### PROBLEM STATEMENT
Every entry is to be reproduced word for word, but the images are not.

*** EXCERPTED DATA Section Begins ***

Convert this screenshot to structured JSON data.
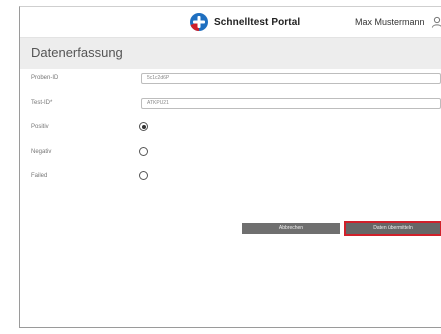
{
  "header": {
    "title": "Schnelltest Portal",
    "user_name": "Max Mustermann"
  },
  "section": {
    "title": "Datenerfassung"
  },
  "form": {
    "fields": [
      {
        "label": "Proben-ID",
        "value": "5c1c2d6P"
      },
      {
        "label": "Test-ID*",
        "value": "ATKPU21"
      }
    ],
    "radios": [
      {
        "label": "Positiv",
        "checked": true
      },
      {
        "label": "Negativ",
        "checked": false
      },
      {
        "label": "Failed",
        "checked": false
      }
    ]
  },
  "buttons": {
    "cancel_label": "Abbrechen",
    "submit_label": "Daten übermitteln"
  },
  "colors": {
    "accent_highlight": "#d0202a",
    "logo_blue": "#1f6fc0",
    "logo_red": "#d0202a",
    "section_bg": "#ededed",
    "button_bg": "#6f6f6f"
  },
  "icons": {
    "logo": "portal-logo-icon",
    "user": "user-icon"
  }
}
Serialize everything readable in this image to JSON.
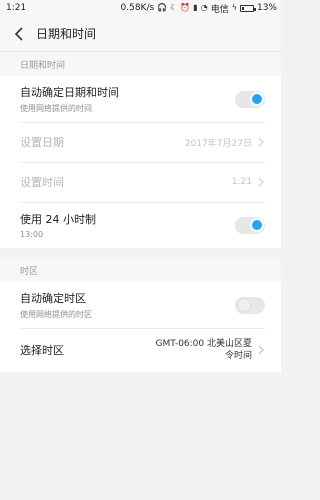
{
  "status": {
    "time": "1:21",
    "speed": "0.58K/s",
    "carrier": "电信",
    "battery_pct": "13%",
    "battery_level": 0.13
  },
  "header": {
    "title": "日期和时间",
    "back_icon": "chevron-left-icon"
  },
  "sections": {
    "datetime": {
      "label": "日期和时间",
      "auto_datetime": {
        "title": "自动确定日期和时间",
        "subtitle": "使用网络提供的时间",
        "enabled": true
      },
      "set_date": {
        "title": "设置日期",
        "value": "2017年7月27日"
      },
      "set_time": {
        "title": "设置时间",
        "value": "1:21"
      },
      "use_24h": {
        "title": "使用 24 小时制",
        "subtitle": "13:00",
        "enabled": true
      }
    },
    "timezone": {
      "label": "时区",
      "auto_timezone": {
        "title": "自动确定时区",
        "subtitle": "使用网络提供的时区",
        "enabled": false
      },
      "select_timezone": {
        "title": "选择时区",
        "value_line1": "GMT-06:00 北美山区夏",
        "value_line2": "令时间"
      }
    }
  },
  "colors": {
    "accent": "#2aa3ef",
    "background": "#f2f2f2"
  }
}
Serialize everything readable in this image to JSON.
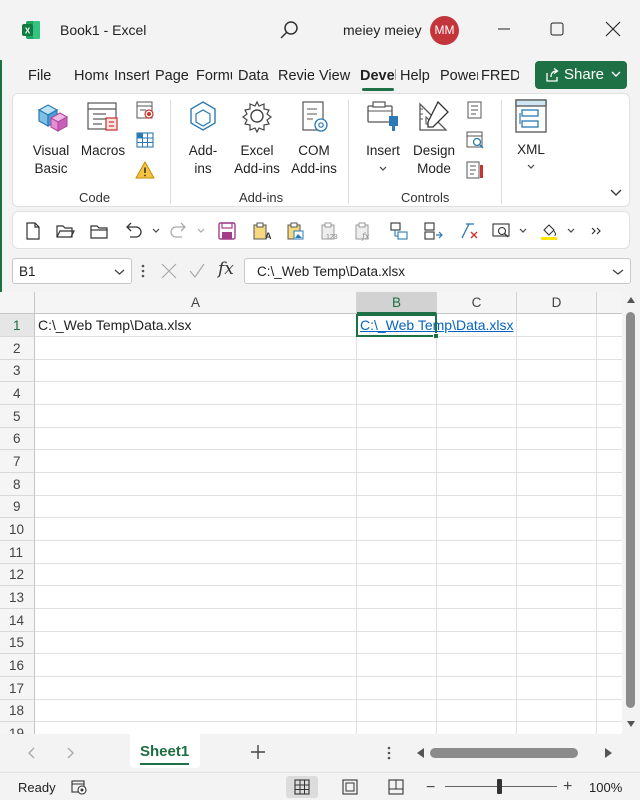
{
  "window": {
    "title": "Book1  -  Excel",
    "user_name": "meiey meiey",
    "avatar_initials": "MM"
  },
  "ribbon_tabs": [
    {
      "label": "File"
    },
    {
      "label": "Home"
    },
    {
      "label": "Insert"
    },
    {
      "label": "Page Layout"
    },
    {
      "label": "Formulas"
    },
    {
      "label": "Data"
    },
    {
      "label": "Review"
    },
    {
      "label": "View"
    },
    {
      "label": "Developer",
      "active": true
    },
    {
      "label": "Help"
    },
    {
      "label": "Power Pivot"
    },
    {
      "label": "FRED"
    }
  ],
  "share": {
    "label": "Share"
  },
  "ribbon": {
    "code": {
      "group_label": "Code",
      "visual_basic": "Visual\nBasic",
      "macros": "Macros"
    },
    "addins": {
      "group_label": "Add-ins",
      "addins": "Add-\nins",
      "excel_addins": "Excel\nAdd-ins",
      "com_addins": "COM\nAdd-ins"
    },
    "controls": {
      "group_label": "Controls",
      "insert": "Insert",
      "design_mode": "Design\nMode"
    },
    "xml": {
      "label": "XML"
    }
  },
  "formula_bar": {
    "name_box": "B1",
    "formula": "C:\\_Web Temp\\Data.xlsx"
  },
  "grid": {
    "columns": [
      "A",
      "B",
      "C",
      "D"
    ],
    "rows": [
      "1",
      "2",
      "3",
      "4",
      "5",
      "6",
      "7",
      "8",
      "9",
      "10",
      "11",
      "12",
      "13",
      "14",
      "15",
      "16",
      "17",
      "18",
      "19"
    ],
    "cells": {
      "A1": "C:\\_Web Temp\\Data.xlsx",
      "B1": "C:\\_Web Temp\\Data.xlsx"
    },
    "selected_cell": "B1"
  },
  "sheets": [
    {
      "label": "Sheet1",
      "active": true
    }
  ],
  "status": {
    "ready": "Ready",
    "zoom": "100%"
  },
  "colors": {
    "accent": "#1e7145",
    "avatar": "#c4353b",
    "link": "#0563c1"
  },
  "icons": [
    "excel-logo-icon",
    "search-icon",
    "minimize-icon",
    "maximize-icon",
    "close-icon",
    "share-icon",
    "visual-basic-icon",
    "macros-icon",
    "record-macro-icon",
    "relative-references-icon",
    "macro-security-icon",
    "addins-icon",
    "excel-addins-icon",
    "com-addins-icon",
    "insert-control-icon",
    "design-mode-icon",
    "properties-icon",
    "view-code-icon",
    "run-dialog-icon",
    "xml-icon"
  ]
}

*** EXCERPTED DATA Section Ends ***

### EXERCISE RESPONSE
Convert this screenshot to structured JSON data.
{
  "header": {
    "title": "Schnelltest Portal",
    "user_name": "Max Mustermann"
  },
  "section": {
    "title": "Datenerfassung"
  },
  "form": {
    "fields": [
      {
        "label": "Proben-ID",
        "value": "5c1c2d6P"
      },
      {
        "label": "Test-ID*",
        "value": "ATKPU21"
      }
    ],
    "radios": [
      {
        "label": "Positiv",
        "checked": true
      },
      {
        "label": "Negativ",
        "checked": false
      },
      {
        "label": "Failed",
        "checked": false
      }
    ]
  },
  "buttons": {
    "cancel_label": "Abbrechen",
    "submit_label": "Daten übermitteln"
  },
  "colors": {
    "accent_highlight": "#d0202a",
    "logo_blue": "#1f6fc0",
    "logo_red": "#d0202a",
    "section_bg": "#ededed",
    "button_bg": "#6f6f6f"
  },
  "icons": {
    "logo": "portal-logo-icon",
    "user": "user-icon"
  }
}
Serialize everything readable in this image to JSON.
{
  "status": {
    "time": "1:21",
    "speed": "0.58K/s",
    "carrier": "电信",
    "battery_pct": "13%",
    "battery_level": 0.13
  },
  "header": {
    "title": "日期和时间",
    "back_icon": "chevron-left-icon"
  },
  "sections": {
    "datetime": {
      "label": "日期和时间",
      "auto_datetime": {
        "title": "自动确定日期和时间",
        "subtitle": "使用网络提供的时间",
        "enabled": true
      },
      "set_date": {
        "title": "设置日期",
        "value": "2017年7月27日"
      },
      "set_time": {
        "title": "设置时间",
        "value": "1:21"
      },
      "use_24h": {
        "title": "使用 24 小时制",
        "subtitle": "13:00",
        "enabled": true
      }
    },
    "timezone": {
      "label": "时区",
      "auto_timezone": {
        "title": "自动确定时区",
        "subtitle": "使用网络提供的时区",
        "enabled": false
      },
      "select_timezone": {
        "title": "选择时区",
        "value_line1": "GMT-06:00 北美山区夏",
        "value_line2": "令时间"
      }
    }
  },
  "colors": {
    "accent": "#2aa3ef",
    "background": "#f2f2f2"
  }
}
Serialize everything readable in this image to JSON.
{
  "window": {
    "title": "Book1  -  Excel",
    "user_name": "meiey meiey",
    "avatar_initials": "MM"
  },
  "ribbon_tabs": [
    {
      "label": "File"
    },
    {
      "label": "Home"
    },
    {
      "label": "Insert"
    },
    {
      "label": "Page Layout"
    },
    {
      "label": "Formulas"
    },
    {
      "label": "Data"
    },
    {
      "label": "Review"
    },
    {
      "label": "View"
    },
    {
      "label": "Developer",
      "active": true
    },
    {
      "label": "Help"
    },
    {
      "label": "Power Pivot"
    },
    {
      "label": "FRED"
    }
  ],
  "share": {
    "label": "Share"
  },
  "ribbon": {
    "code": {
      "group_label": "Code",
      "visual_basic": "Visual\nBasic",
      "macros": "Macros"
    },
    "addins": {
      "group_label": "Add-ins",
      "addins": "Add-\nins",
      "excel_addins": "Excel\nAdd-ins",
      "com_addins": "COM\nAdd-ins"
    },
    "controls": {
      "group_label": "Controls",
      "insert": "Insert",
      "design_mode": "Design\nMode"
    },
    "xml": {
      "label": "XML"
    }
  },
  "formula_bar": {
    "name_box": "B1",
    "formula": "C:\\_Web Temp\\Data.xlsx"
  },
  "grid": {
    "columns": [
      "A",
      "B",
      "C",
      "D"
    ],
    "rows": [
      "1",
      "2",
      "3",
      "4",
      "5",
      "6",
      "7",
      "8",
      "9",
      "10",
      "11",
      "12",
      "13",
      "14",
      "15",
      "16",
      "17",
      "18",
      "19"
    ],
    "cells": {
      "A1": "C:\\_Web Temp\\Data.xlsx",
      "B1": "C:\\_Web Temp\\Data.xlsx"
    },
    "selected_cell": "B1"
  },
  "sheets": [
    {
      "label": "Sheet1",
      "active": true
    }
  ],
  "status": {
    "ready": "Ready",
    "zoom": "100%"
  },
  "colors": {
    "accent": "#1e7145",
    "avatar": "#c4353b",
    "link": "#0563c1"
  },
  "icons": [
    "excel-logo-icon",
    "search-icon",
    "minimize-icon",
    "maximize-icon",
    "close-icon",
    "share-icon",
    "visual-basic-icon",
    "macros-icon",
    "record-macro-icon",
    "relative-references-icon",
    "macro-security-icon",
    "addins-icon",
    "excel-addins-icon",
    "com-addins-icon",
    "insert-control-icon",
    "design-mode-icon",
    "properties-icon",
    "view-code-icon",
    "run-dialog-icon",
    "xml-icon"
  ]
}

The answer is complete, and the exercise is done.